1. As of noon trading, CF Industries Holdings ( CF) is down $0.73 (-0.4%) to $190.25 on average volume Thus far, 533,984 shares of CF Industries Holdings exchanged hands as compared to its average daily volume of 1.1 million shares. The stock has ranged in price between $188.70-$192.17 after having opened the day at $191.40 as compared to the previous trading day's close of $190.98. CF Industries Holdings, Inc. manufactures and distributes nitrogen and phosphate fertilizer products worldwide. It operates in two segments, Nitrogen and Phosphate. CF Industries Holdings has a market cap of $11.5 billion and is part of the basic materials sector. The company has a P/E ratio of 6.6, below the S&P 500 P/E ratio of 17.7. Shares are down 6.0% year to date as of the close of trading on Tuesday. TheStreet Ratings rates CF Industries Holdings as a buy.
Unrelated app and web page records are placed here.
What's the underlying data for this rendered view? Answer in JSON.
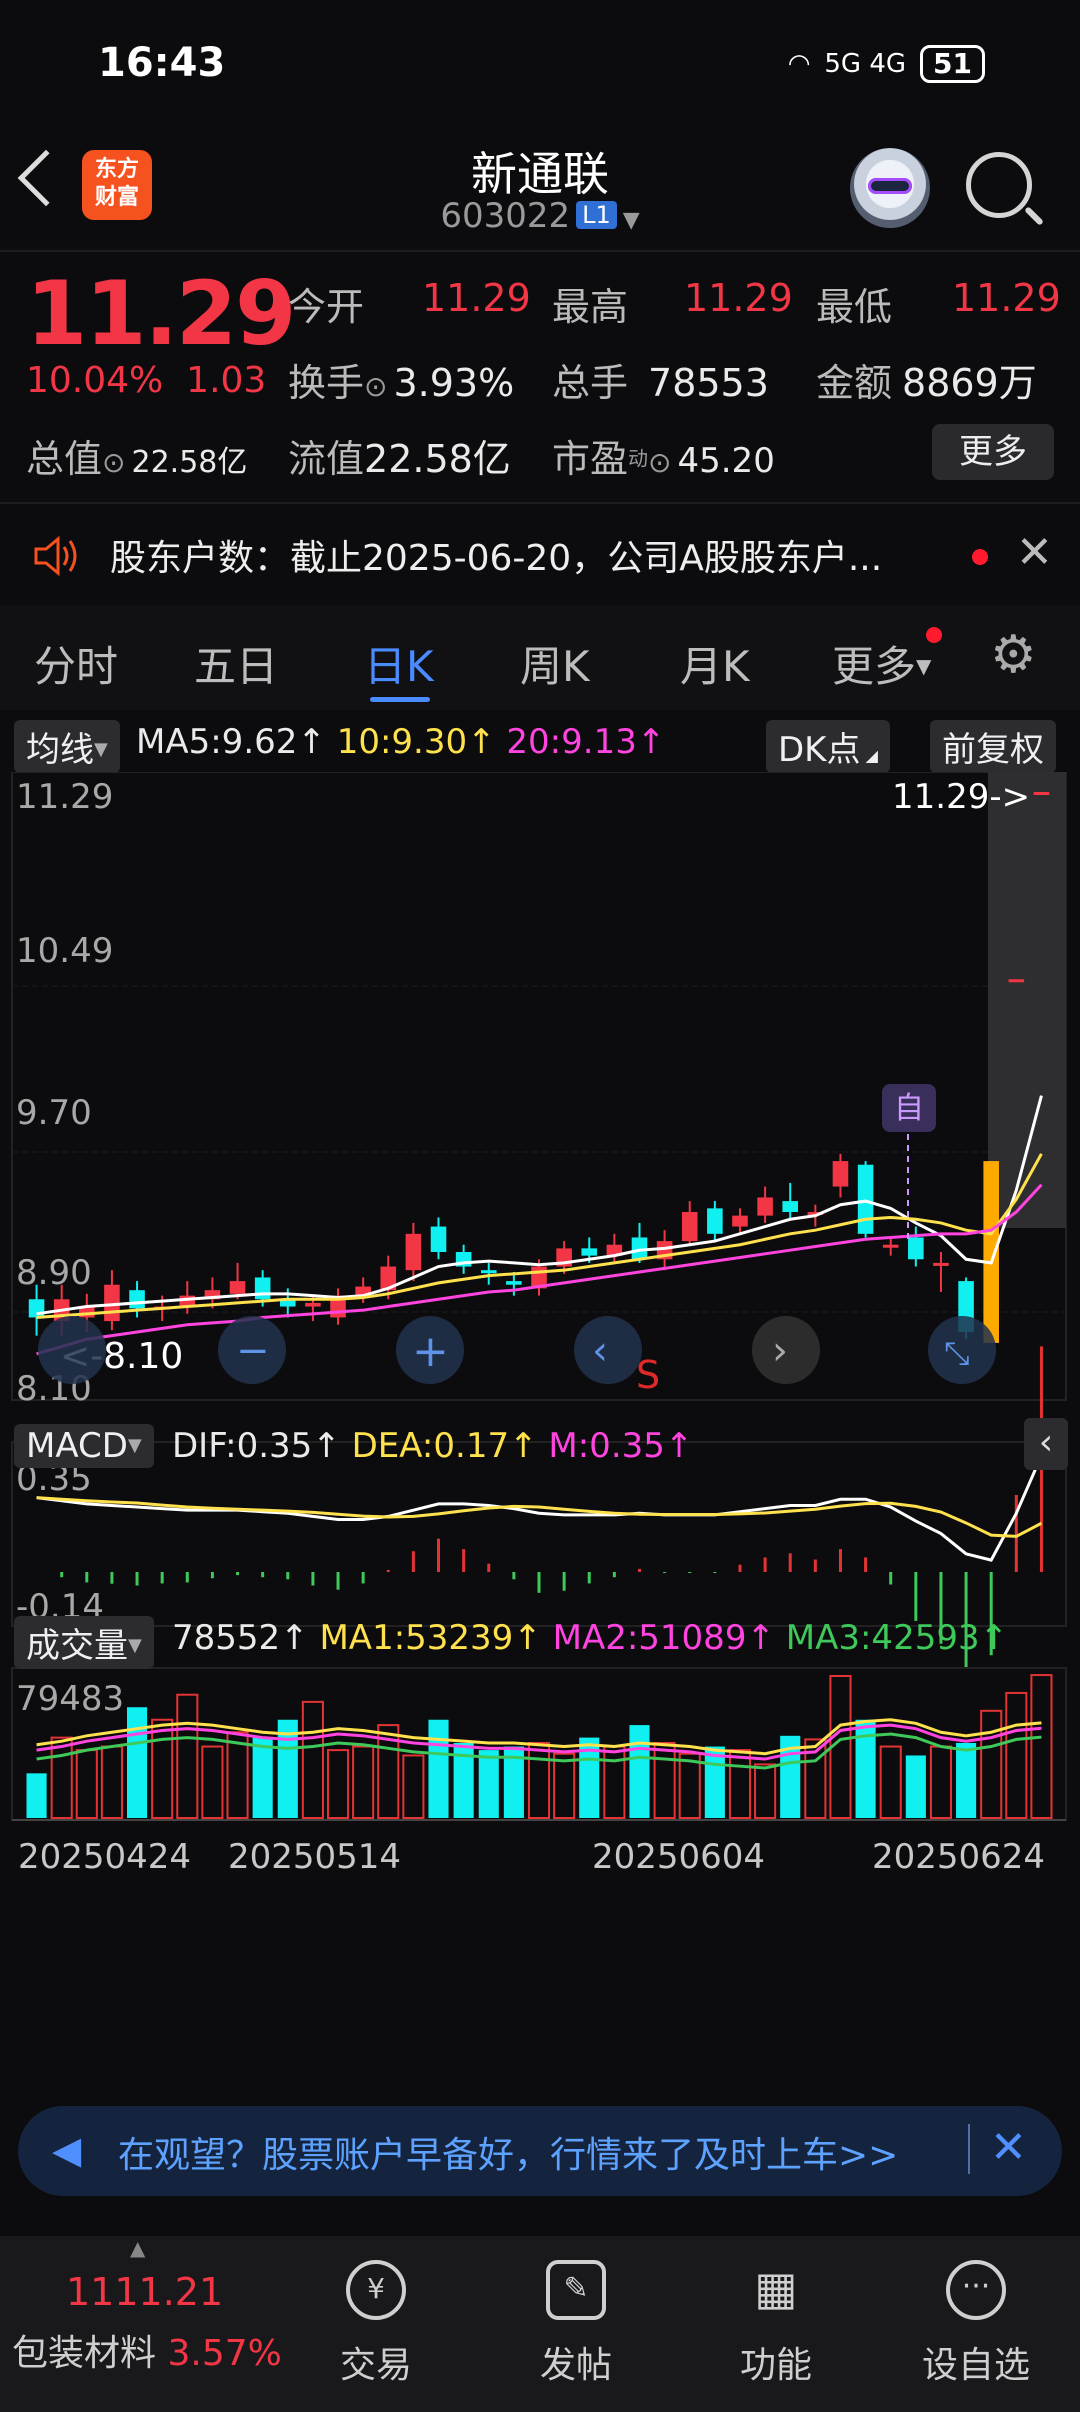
{
  "status_bar": {
    "time": "16:43",
    "network": "5G 4G",
    "battery": "51"
  },
  "header": {
    "logo_line1": "东方",
    "logo_line2": "财富",
    "stock_name": "新通联",
    "stock_code": "603022",
    "level_badge": "L1"
  },
  "quote": {
    "price": "11.29",
    "change_pct": "10.04%",
    "change_abs": "1.03",
    "open_label": "今开",
    "open": "11.29",
    "high_label": "最高",
    "high": "11.29",
    "low_label": "最低",
    "low": "11.29",
    "turnover_label": "换手",
    "turnover": "3.93%",
    "volume_label": "总手",
    "volume": "78553",
    "amount_label": "金额",
    "amount": "8869万",
    "total_cap_label": "总值",
    "total_cap": "22.58亿",
    "float_cap_label": "流值",
    "float_cap": "22.58亿",
    "pe_label": "市盈",
    "pe_sup": "动",
    "pe": "45.20",
    "more_button": "更多"
  },
  "notice": {
    "text": "股东户数：截止2025-06-20，公司A股股东户..."
  },
  "tabs": [
    {
      "label": "分时"
    },
    {
      "label": "五日"
    },
    {
      "label": "日K"
    },
    {
      "label": "周K"
    },
    {
      "label": "月K"
    },
    {
      "label": "更多"
    }
  ],
  "chart_toolbar": {
    "indicator": "均线",
    "ma5": "MA5:9.62↑",
    "ma10": "10:9.30↑",
    "ma20": "20:9.13↑",
    "dk": "DK点",
    "adjust": "前复权"
  },
  "price_axis": {
    "ticks": [
      "11.29",
      "10.49",
      "9.70",
      "8.90",
      "8.10"
    ],
    "max_marker": "11.29->",
    "min_marker": "<-8.10",
    "tag_self": "自",
    "tag_s": "S"
  },
  "macd_bar": {
    "label": "MACD",
    "dif": "DIF:0.35↑",
    "dea": "DEA:0.17↑",
    "m": "M:0.35↑",
    "ticks": [
      "0.35",
      "-0.14"
    ]
  },
  "volume_bar": {
    "label": "成交量",
    "vol": "78552↑",
    "ma1": "MA1:53239↑",
    "ma2": "MA2:51089↑",
    "ma3": "MA3:42593↑",
    "ticks": [
      "79483"
    ]
  },
  "date_ticks": [
    "20250424",
    "20250514",
    "20250604",
    "20250624"
  ],
  "banner": {
    "text": "在观望？股票账户早备好，行情来了及时上车>>"
  },
  "bottom_nav": {
    "index_value": "1111.21",
    "index_name": "包装材料",
    "index_change": "3.57%",
    "items": [
      {
        "label": "交易"
      },
      {
        "label": "发帖"
      },
      {
        "label": "功能"
      },
      {
        "label": "设自选"
      }
    ]
  },
  "colors": {
    "up": "#f23645",
    "down": "#10f0f0",
    "accent": "#4a8cff",
    "ma5": "#ffffff",
    "ma10": "#ffe14d",
    "ma20": "#ff44e0"
  },
  "chart_data": {
    "type": "candlestick",
    "ylim": [
      8.1,
      11.29
    ],
    "candles": [
      {
        "o": 8.5,
        "c": 8.4,
        "h": 8.58,
        "l": 8.3
      },
      {
        "o": 8.38,
        "c": 8.5,
        "h": 8.58,
        "l": 8.3
      },
      {
        "o": 8.4,
        "c": 8.46,
        "h": 8.53,
        "l": 8.32
      },
      {
        "o": 8.38,
        "c": 8.58,
        "h": 8.66,
        "l": 8.33
      },
      {
        "o": 8.55,
        "c": 8.45,
        "h": 8.6,
        "l": 8.4
      },
      {
        "o": 8.45,
        "c": 8.46,
        "h": 8.52,
        "l": 8.38
      },
      {
        "o": 8.46,
        "c": 8.52,
        "h": 8.6,
        "l": 8.42
      },
      {
        "o": 8.5,
        "c": 8.55,
        "h": 8.62,
        "l": 8.45
      },
      {
        "o": 8.53,
        "c": 8.6,
        "h": 8.7,
        "l": 8.5
      },
      {
        "o": 8.62,
        "c": 8.5,
        "h": 8.66,
        "l": 8.46
      },
      {
        "o": 8.5,
        "c": 8.46,
        "h": 8.56,
        "l": 8.4
      },
      {
        "o": 8.46,
        "c": 8.48,
        "h": 8.52,
        "l": 8.38
      },
      {
        "o": 8.4,
        "c": 8.52,
        "h": 8.56,
        "l": 8.36
      },
      {
        "o": 8.52,
        "c": 8.57,
        "h": 8.62,
        "l": 8.48
      },
      {
        "o": 8.55,
        "c": 8.68,
        "h": 8.74,
        "l": 8.5
      },
      {
        "o": 8.66,
        "c": 8.86,
        "h": 8.92,
        "l": 8.6
      },
      {
        "o": 8.9,
        "c": 8.76,
        "h": 8.95,
        "l": 8.72
      },
      {
        "o": 8.76,
        "c": 8.68,
        "h": 8.8,
        "l": 8.64
      },
      {
        "o": 8.66,
        "c": 8.65,
        "h": 8.7,
        "l": 8.58
      },
      {
        "o": 8.6,
        "c": 8.58,
        "h": 8.65,
        "l": 8.52
      },
      {
        "o": 8.56,
        "c": 8.68,
        "h": 8.72,
        "l": 8.52
      },
      {
        "o": 8.68,
        "c": 8.78,
        "h": 8.82,
        "l": 8.64
      },
      {
        "o": 8.78,
        "c": 8.74,
        "h": 8.84,
        "l": 8.7
      },
      {
        "o": 8.74,
        "c": 8.8,
        "h": 8.86,
        "l": 8.7
      },
      {
        "o": 8.84,
        "c": 8.72,
        "h": 8.92,
        "l": 8.7
      },
      {
        "o": 8.72,
        "c": 8.82,
        "h": 8.88,
        "l": 8.66
      },
      {
        "o": 8.82,
        "c": 8.98,
        "h": 9.04,
        "l": 8.8
      },
      {
        "o": 9.0,
        "c": 8.86,
        "h": 9.04,
        "l": 8.82
      },
      {
        "o": 8.9,
        "c": 8.96,
        "h": 9.0,
        "l": 8.86
      },
      {
        "o": 8.96,
        "c": 9.06,
        "h": 9.12,
        "l": 8.92
      },
      {
        "o": 9.04,
        "c": 8.98,
        "h": 9.14,
        "l": 8.94
      },
      {
        "o": 8.98,
        "c": 8.98,
        "h": 9.02,
        "l": 8.9
      },
      {
        "o": 9.12,
        "c": 9.26,
        "h": 9.3,
        "l": 9.06
      },
      {
        "o": 9.24,
        "c": 8.86,
        "h": 9.26,
        "l": 8.84
      },
      {
        "o": 8.8,
        "c": 8.8,
        "h": 8.84,
        "l": 8.74
      },
      {
        "o": 8.84,
        "c": 8.72,
        "h": 8.9,
        "l": 8.68
      },
      {
        "o": 8.7,
        "c": 8.7,
        "h": 8.76,
        "l": 8.54
      },
      {
        "o": 8.6,
        "c": 8.32,
        "h": 8.62,
        "l": 8.28
      },
      {
        "o": 8.26,
        "c": 9.26,
        "h": 9.26,
        "l": 8.26
      },
      {
        "o": 10.26,
        "c": 10.26,
        "h": 10.26,
        "l": 10.26
      },
      {
        "o": 11.29,
        "c": 11.29,
        "h": 11.29,
        "l": 11.29
      }
    ],
    "ma5": [
      8.42,
      8.44,
      8.46,
      8.47,
      8.48,
      8.49,
      8.5,
      8.51,
      8.52,
      8.53,
      8.53,
      8.52,
      8.51,
      8.52,
      8.56,
      8.62,
      8.68,
      8.7,
      8.71,
      8.7,
      8.69,
      8.7,
      8.72,
      8.74,
      8.77,
      8.78,
      8.8,
      8.82,
      8.86,
      8.9,
      8.94,
      8.96,
      9.02,
      9.04,
      9.0,
      8.92,
      8.85,
      8.72,
      8.7,
      9.1,
      9.62
    ],
    "ma10": [
      8.4,
      8.41,
      8.42,
      8.43,
      8.44,
      8.45,
      8.46,
      8.47,
      8.48,
      8.49,
      8.5,
      8.5,
      8.5,
      8.51,
      8.53,
      8.56,
      8.59,
      8.61,
      8.63,
      8.64,
      8.65,
      8.66,
      8.68,
      8.7,
      8.72,
      8.74,
      8.76,
      8.78,
      8.8,
      8.83,
      8.86,
      8.88,
      8.91,
      8.94,
      8.95,
      8.94,
      8.92,
      8.88,
      8.86,
      9.05,
      9.3
    ],
    "ma20": [
      8.2,
      8.24,
      8.28,
      8.3,
      8.32,
      8.34,
      8.36,
      8.37,
      8.38,
      8.4,
      8.41,
      8.42,
      8.43,
      8.44,
      8.46,
      8.48,
      8.5,
      8.52,
      8.54,
      8.55,
      8.57,
      8.59,
      8.61,
      8.63,
      8.65,
      8.67,
      8.69,
      8.71,
      8.73,
      8.75,
      8.77,
      8.79,
      8.81,
      8.83,
      8.84,
      8.85,
      8.86,
      8.86,
      8.88,
      8.98,
      9.13
    ],
    "volume": {
      "ylim": [
        0,
        79483
      ],
      "values": [
        25000,
        45000,
        38000,
        40000,
        62000,
        55000,
        69000,
        40000,
        48000,
        45000,
        55000,
        65000,
        38000,
        40000,
        52000,
        35000,
        55000,
        42000,
        38000,
        40000,
        42000,
        36000,
        45000,
        40000,
        52000,
        42000,
        36000,
        40000,
        38000,
        30000,
        46000,
        44000,
        79483,
        55000,
        40000,
        35000,
        40000,
        42000,
        60000,
        70000,
        80000
      ],
      "ma1": [
        41000,
        43000,
        46000,
        48000,
        50000,
        52000,
        53000,
        52000,
        50000,
        48000,
        47000,
        48000,
        50000,
        49000,
        47000,
        45000,
        44000,
        43000,
        42000,
        42000,
        41000,
        40000,
        41000,
        40000,
        42000,
        41000,
        40000,
        38000,
        37000,
        36000,
        39000,
        40000,
        52000,
        54000,
        55000,
        53000,
        48000,
        46000,
        48000,
        52000,
        53239
      ]
    }
  }
}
The company's strengths can be seen in multiple areas, such as its largely solid financial position with reasonable debt levels by most measures, attractive valuation levels, good cash flow from operations, expanding profit margins and increase in net income. Although no company is perfect, currently we do not see any significant weaknesses which are likely to detract from the generally positive outlook. Get the full CF Industries Holdings Ratings Report now. Exclusive Offer: Jim Cramer's 'go-to' small/mid-cap guru Bryan Ashenberg only buys stocks he thinks could return 50-100%. See his top picks for 14-days FREE. If you are interested in one of these 5 stocks, ETFs may be of interest. Investors who are bullish on the chemicals industry could consider Materials Select Sector SPDR ( XLB) while those bearish on the chemicals industry could consider ProShares Short Basic Materials Fd ( SBM). A reminder about TheStreet Ratings group: TheStreet ratings do not represent the views of TheStreet's staff or its contributors. Ratings are established by computer based on metrics for performance (which includes growth, stock performance, efficiency and valuation) and risk (volatility and solvency). Companies with poor cash flow or high debt levels tend to earn lower ratings in our model.
Jefferies analysts note that recent construction spending data indicates a cycle rotation away from construction-exposed names and toward industrial- and durable goods-levered firms could be playing out.